On Monday, as part of IFRC’s Solferino Academy, Laurent Fernandez, and I ran a ‘How to use Zoom’ Skillshare for National Societies in the Americas. We broke the participants up into small groups to discuss their challenges and generate a list of questions in a google doc. We then spent the rest of the session answering questions, and of course, we ran out of time. So we kept answering the questions in the google doc for the participants after the session ended. We will be refining the session design next week.
On Wednesday, provided support to Jude Habib and Helena Hastin to run a virtual workshop to wrap up Sound Delivery’s programme to increase diversity and representation in the media. Both Jude and Helena have participated in The (Session) Design Lab, and they’ve fully embraced ADIDS (Activity, Discussion, Input, Deepening, Synthesis) as a workshop model. During the workshop, the discussion turned to how difficult it is to become a journalist unless you can rely on the bank of mum & dad. One of the participants who is a journalist described how hard it was to have to work an all-night shift and then attend classes during the day. Another participant surmised that the reason the journalists called the Brexit referendum so badly wrong in 2016 was that they all have privileged middle-class backgrounds.

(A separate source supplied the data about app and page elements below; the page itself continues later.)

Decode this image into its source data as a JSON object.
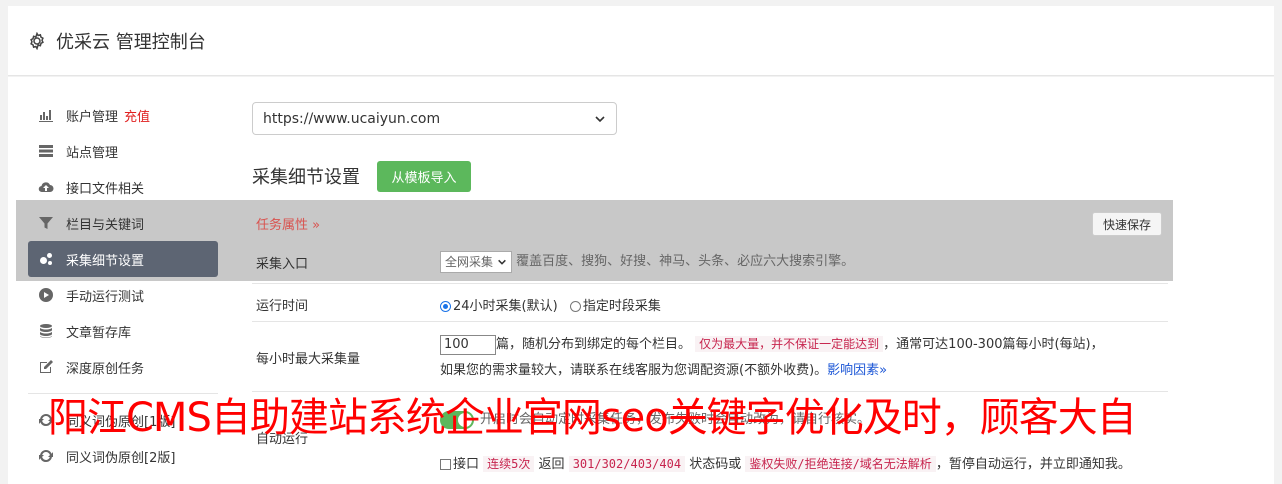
{
  "header": {
    "title": "优采云 管理控制台",
    "icon": "gear-icon"
  },
  "sidebar": {
    "items": [
      {
        "label": "账户管理",
        "badge": "充值",
        "icon": "bar-chart-icon"
      },
      {
        "label": "站点管理",
        "icon": "server-icon"
      },
      {
        "label": "接口文件相关",
        "icon": "cloud-upload-icon"
      },
      {
        "label": "栏目与关键词",
        "icon": "filter-icon"
      },
      {
        "label": "采集细节设置",
        "icon": "gears-icon",
        "active": true
      },
      {
        "label": "手动运行测试",
        "icon": "play-icon"
      },
      {
        "label": "文章暂存库",
        "icon": "database-icon"
      },
      {
        "label": "深度原创任务",
        "icon": "edit-icon"
      },
      {
        "label": "同义词伪原创[1版]",
        "icon": "refresh-icon"
      },
      {
        "label": "同义词伪原创[2版]",
        "icon": "refresh-icon"
      }
    ]
  },
  "main": {
    "site_select": "https://www.ucaiyun.com",
    "section_title": "采集细节设置",
    "template_button": "从模板导入",
    "task_label": "任务属性 »",
    "quick_save": "快速保存",
    "rows": {
      "entry": {
        "label": "采集入口",
        "select_value": "全网采集",
        "desc": "覆盖百度、搜狗、好搜、神马、头条、必应六大搜索引擎。"
      },
      "runtime": {
        "label": "运行时间",
        "option1": "24小时采集(默认)",
        "option2": "指定时段采集"
      },
      "max": {
        "label": "每小时最大采集量",
        "value": "100",
        "text1": "篇，随机分布到绑定的每个栏目。",
        "highlight": "仅为最大量，并不保证一定能达到",
        "text2": "，通常可达100-300篇每小时(每站)，",
        "text3": "如果您的需求量较大，请联系在线客服为您调配资源(不额外收费)。",
        "link": "影响因素"
      },
      "auto": {
        "label": "自动运行",
        "toggle_text": "开启时会自动定时采集任务，发布失败时会自动改为",
        "text_tail": "，请自行核实。"
      },
      "stop": {
        "check_label": "接口",
        "hl1": "连续5次",
        "text1": "返回",
        "hl2": "301/302/403/404",
        "text2": "状态码或",
        "hl3": "鉴权失败/拒绝连接/域名无法解析",
        "text3": "，暂停自动运行，并立即通知我。"
      }
    }
  },
  "overlay": {
    "text": "阳江CMS自助建站系统企业官网seo关键字优化及时，顾客大自"
  }
}
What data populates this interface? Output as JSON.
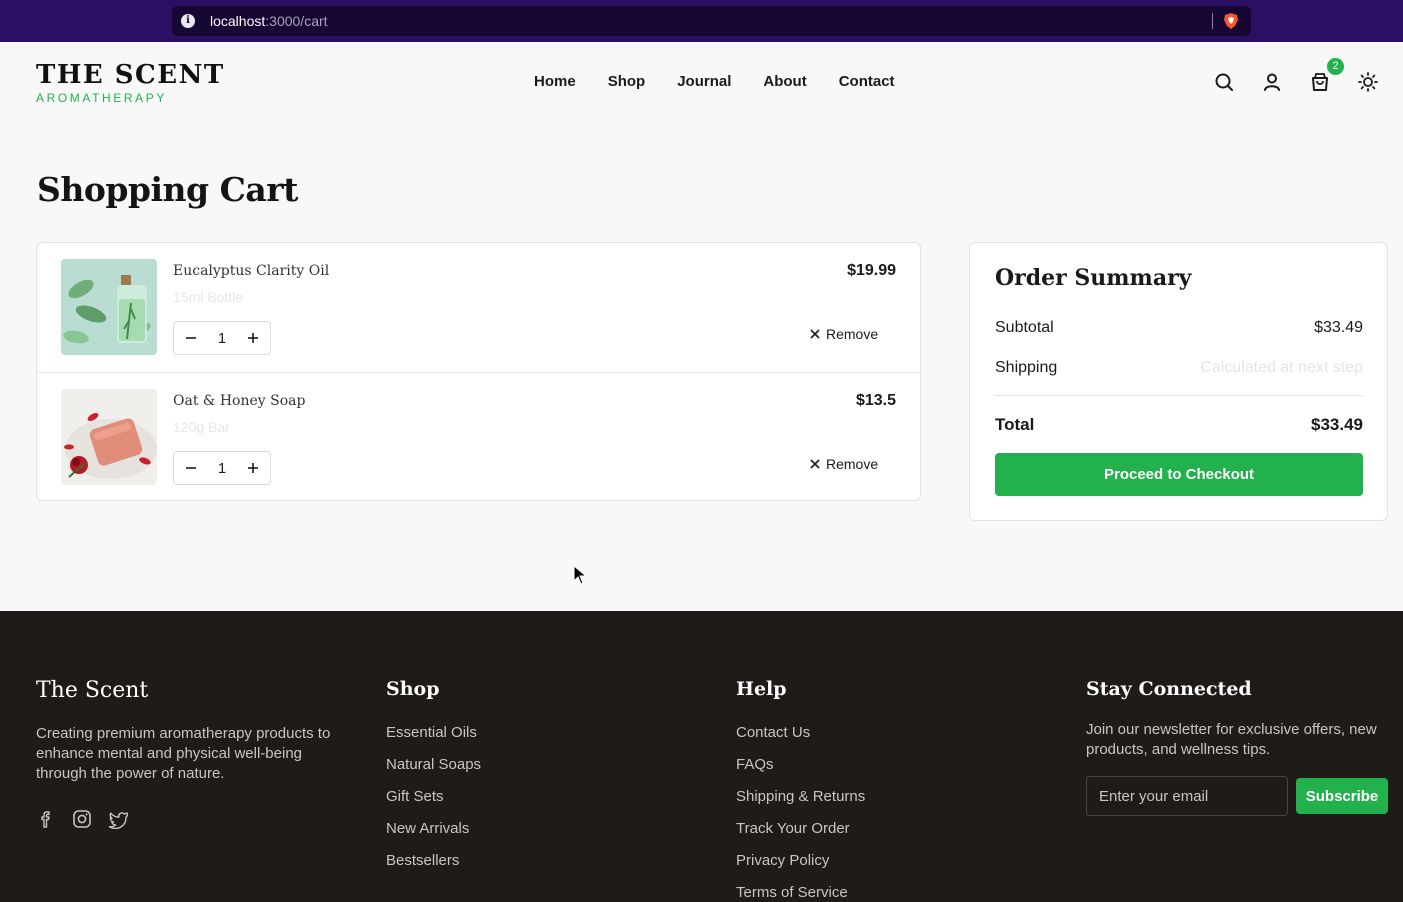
{
  "browser": {
    "url_host": "localhost",
    "url_path": ":3000/cart"
  },
  "header": {
    "logo_title": "THE SCENT",
    "logo_subtitle": "AROMATHERAPY",
    "nav": [
      "Home",
      "Shop",
      "Journal",
      "About",
      "Contact"
    ],
    "cart_count": "2",
    "icons": [
      "search-icon",
      "user-icon",
      "cart-icon",
      "sun-icon"
    ]
  },
  "page": {
    "title": "Shopping Cart"
  },
  "cart": {
    "items": [
      {
        "name": "Eucalyptus Clarity Oil",
        "variant": "15ml Bottle",
        "quantity": "1",
        "price": "$19.99",
        "remove_label": "Remove"
      },
      {
        "name": "Oat & Honey Soap",
        "variant": "120g Bar",
        "quantity": "1",
        "price": "$13.5",
        "remove_label": "Remove"
      }
    ]
  },
  "summary": {
    "title": "Order Summary",
    "subtotal_label": "Subtotal",
    "subtotal_value": "$33.49",
    "shipping_label": "Shipping",
    "shipping_value": "Calculated at next step",
    "total_label": "Total",
    "total_value": "$33.49",
    "checkout_label": "Proceed to Checkout"
  },
  "footer": {
    "brand": "The Scent",
    "description": "Creating premium aromatherapy products to enhance mental and physical well-being through the power of nature.",
    "social_icons": [
      "facebook-icon",
      "instagram-icon",
      "twitter-icon"
    ],
    "shop_heading": "Shop",
    "shop_links": [
      "Essential Oils",
      "Natural Soaps",
      "Gift Sets",
      "New Arrivals",
      "Bestsellers"
    ],
    "help_heading": "Help",
    "help_links": [
      "Contact Us",
      "FAQs",
      "Shipping & Returns",
      "Track Your Order",
      "Privacy Policy",
      "Terms of Service"
    ],
    "news_heading": "Stay Connected",
    "news_text": "Join our newsletter for exclusive offers, new products, and wellness tips.",
    "email_placeholder": "Enter your email",
    "subscribe_label": "Subscribe"
  },
  "colors": {
    "accent": "#22b14c",
    "footer_bg": "#1f1b18",
    "browser_bar": "#2a0f62"
  }
}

Announced a Third (Virtual) Session Design Lab. My aha during our April 23rd Lab, was that I didn’t have to do the whole thing in one day as it’s virtual and people don’t have to convene in one place. So now running it over two half-days on May 27th & 28th, allowing me to do it at times more optimal for the Americas – from 10 am to 1 pm Eastern (3 pm to 6 pm BST). Tickets have already started selling.
On Thursday, also as part of The Solferino Academy, we supported the running of a second Cartoonathon for the Climate Centre. This time we got the 150 participants broken up into small groups relatively early and got them to discuss how things had changed during COVID-19 and asked them to capture tag lines into a google doc. Cartoonists that were on hand took the taglines coming from groups and created a series of cartoons. By the end of the 90-minute session, participants had: created the taglines, heard from the Spanish Red Cross and Italian Red Cross on their learnings from the past few weeks, and voted, then commented on the cartoons that the cartoonists had created during the session.
We are preparing a virtual workshop with the European Centre for Non-Profit Law on “The Unheard Voice of Civil Society in EU Policy on AI”. The first workshop will focus on raising awareness of AI for networks of civil society groups in Europe. Our challenge is not to get bogged down in getting the definition of Artificial Intelligence right, as it’s being defined quite liberally by many different actors. However, we do know we need participants to understand how the European Union sees it, so they can then effectively impact EU policy.